Brenner, H.D., Roder, V., Kienzle, N., Reed, D. y Liberman, R.P. (1994). Integrated Psychological Therapy for Schizophrenia Patients. Toronto: Hogrefe y Huber Publishers.
Durá, I. F., Ruiz, J. C. R., Ferrer, S. G., Boada, M. J. S., y Vivo, C. D. (2008). Esquizofrenia: déficit en cognición social y programas de intervención [Schizophrenia: deficits in social cognition and intervention programs]. Informació Psicológica, (93), 53-64.
Frommann, N., Streit, M., y Wölwer, W. (2003) Remediation of facial affect recognition impairments in patients with schizophrenia: a new training program. Psychiatry Research, 117, 281-284.
Hodel, B., Brenner, H.D., Merlo, M.C. y Teuber, J.F. (1998). Emotional management therapy in early psychoses. Brithish Journal of Psychiatry, 172 (Supl. 33),128-133.
Roder, V., Brenner, H.D., Hodel, B. y Kienzle, N. (1996). Terapia integrada de la esquizofrenia [Integrated therapy of schizophrenia]. Barcelona: Ariel.
Ruiz, J. C., García, S., y Fuentes, I. (2006). La relevancia de la cognición social en la esquizofrenia [The relevance of social cognition in schizophrenia.]. Apuntes de Psicología, 24(1-3), 137-155
Vaskinn, A., Løvgren, A., Egeland, M. K., Feyer, F. K., Østefjells, T., Andreassen, O. A., … y Sundet, K. (2019). A randomized controlled trial of training of affect recognition (TAR) in schizophrenia shows lasting effects for theory of mind. European archives of psychiatry and clinical neuroscience, 1-10.

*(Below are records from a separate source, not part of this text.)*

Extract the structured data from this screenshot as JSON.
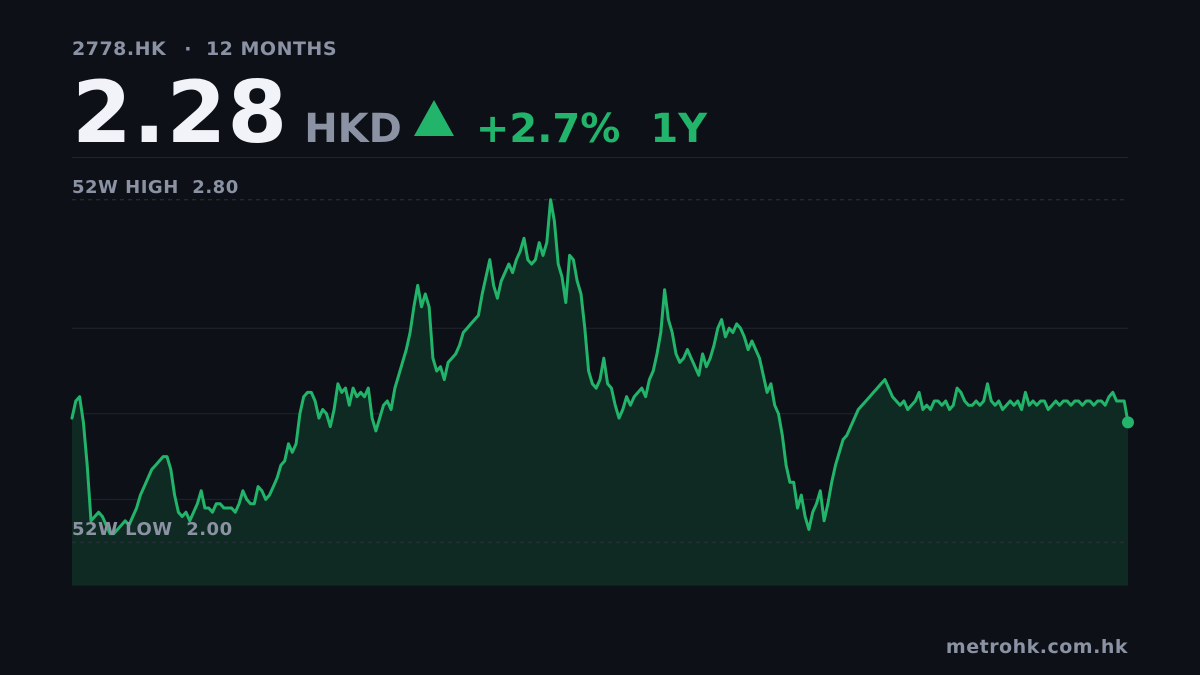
{
  "header": {
    "ticker": "2778.HK",
    "separator": "·",
    "period_label": "12 MONTHS",
    "price": "2.28",
    "currency": "HKD",
    "change": "+2.7%",
    "period": "1Y"
  },
  "footer": {
    "source": "metrohk.com.hk"
  },
  "colors": {
    "background": "#0d1017",
    "line": "#22b46a",
    "area_fill": "#0f2a22",
    "muted_text": "#8a92a3",
    "grid": "#1f242e"
  },
  "chart_data": {
    "type": "area",
    "title": "",
    "xlabel": "",
    "ylabel": "",
    "ylim": [
      1.9,
      2.9
    ],
    "grid": true,
    "reference_lines": [
      {
        "label": "52W HIGH",
        "value_text": "2.80",
        "value": 2.8
      },
      {
        "label": "52W LOW",
        "value_text": "2.00",
        "value": 2.0
      }
    ],
    "series": [
      {
        "values": [
          2.29,
          2.33,
          2.34,
          2.28,
          2.18,
          2.05,
          2.06,
          2.07,
          2.06,
          2.04,
          2.02,
          2.02,
          2.03,
          2.04,
          2.05,
          2.04,
          2.06,
          2.08,
          2.11,
          2.13,
          2.15,
          2.17,
          2.18,
          2.19,
          2.2,
          2.2,
          2.17,
          2.11,
          2.07,
          2.06,
          2.07,
          2.05,
          2.07,
          2.09,
          2.12,
          2.08,
          2.08,
          2.07,
          2.09,
          2.09,
          2.08,
          2.08,
          2.08,
          2.07,
          2.09,
          2.12,
          2.1,
          2.09,
          2.09,
          2.13,
          2.12,
          2.1,
          2.11,
          2.13,
          2.15,
          2.18,
          2.19,
          2.23,
          2.21,
          2.23,
          2.3,
          2.34,
          2.35,
          2.35,
          2.33,
          2.29,
          2.31,
          2.3,
          2.27,
          2.31,
          2.37,
          2.35,
          2.36,
          2.32,
          2.36,
          2.34,
          2.35,
          2.34,
          2.36,
          2.29,
          2.26,
          2.29,
          2.32,
          2.33,
          2.31,
          2.36,
          2.39,
          2.42,
          2.45,
          2.49,
          2.55,
          2.6,
          2.55,
          2.58,
          2.55,
          2.43,
          2.4,
          2.41,
          2.38,
          2.42,
          2.43,
          2.44,
          2.46,
          2.49,
          2.5,
          2.51,
          2.52,
          2.53,
          2.58,
          2.62,
          2.66,
          2.6,
          2.57,
          2.61,
          2.63,
          2.65,
          2.63,
          2.66,
          2.68,
          2.71,
          2.66,
          2.65,
          2.66,
          2.7,
          2.67,
          2.7,
          2.8,
          2.75,
          2.65,
          2.62,
          2.56,
          2.67,
          2.66,
          2.61,
          2.58,
          2.5,
          2.4,
          2.37,
          2.36,
          2.38,
          2.43,
          2.37,
          2.36,
          2.32,
          2.29,
          2.31,
          2.34,
          2.32,
          2.34,
          2.35,
          2.36,
          2.34,
          2.38,
          2.4,
          2.44,
          2.49,
          2.59,
          2.52,
          2.49,
          2.44,
          2.42,
          2.43,
          2.45,
          2.43,
          2.41,
          2.39,
          2.44,
          2.41,
          2.43,
          2.46,
          2.5,
          2.52,
          2.48,
          2.5,
          2.49,
          2.51,
          2.5,
          2.48,
          2.45,
          2.47,
          2.45,
          2.43,
          2.39,
          2.35,
          2.37,
          2.32,
          2.3,
          2.25,
          2.18,
          2.14,
          2.14,
          2.08,
          2.11,
          2.06,
          2.03,
          2.07,
          2.09,
          2.12,
          2.05,
          2.09,
          2.14,
          2.18,
          2.21,
          2.24,
          2.25,
          2.27,
          2.29,
          2.31,
          2.32,
          2.33,
          2.34,
          2.35,
          2.36,
          2.37,
          2.38,
          2.36,
          2.34,
          2.33,
          2.32,
          2.33,
          2.31,
          2.32,
          2.33,
          2.35,
          2.31,
          2.32,
          2.31,
          2.33,
          2.33,
          2.32,
          2.33,
          2.31,
          2.32,
          2.36,
          2.35,
          2.33,
          2.32,
          2.32,
          2.33,
          2.32,
          2.33,
          2.37,
          2.33,
          2.32,
          2.33,
          2.31,
          2.32,
          2.33,
          2.32,
          2.33,
          2.31,
          2.35,
          2.32,
          2.33,
          2.32,
          2.33,
          2.33,
          2.31,
          2.32,
          2.33,
          2.32,
          2.33,
          2.33,
          2.32,
          2.33,
          2.33,
          2.32,
          2.33,
          2.33,
          2.32,
          2.33,
          2.33,
          2.32,
          2.34,
          2.35,
          2.33,
          2.33,
          2.33,
          2.28
        ]
      }
    ]
  }
}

Wölwer, W., Frommann, N., Halfmann, S., Piaszek, A., Streit, M. y Gaebel, W. (2005) Remediation of impairments in facial affect recognition in schizophrenia: Efficacy and specificity of a new training program. Schizophrenia Research, 80, 295-303.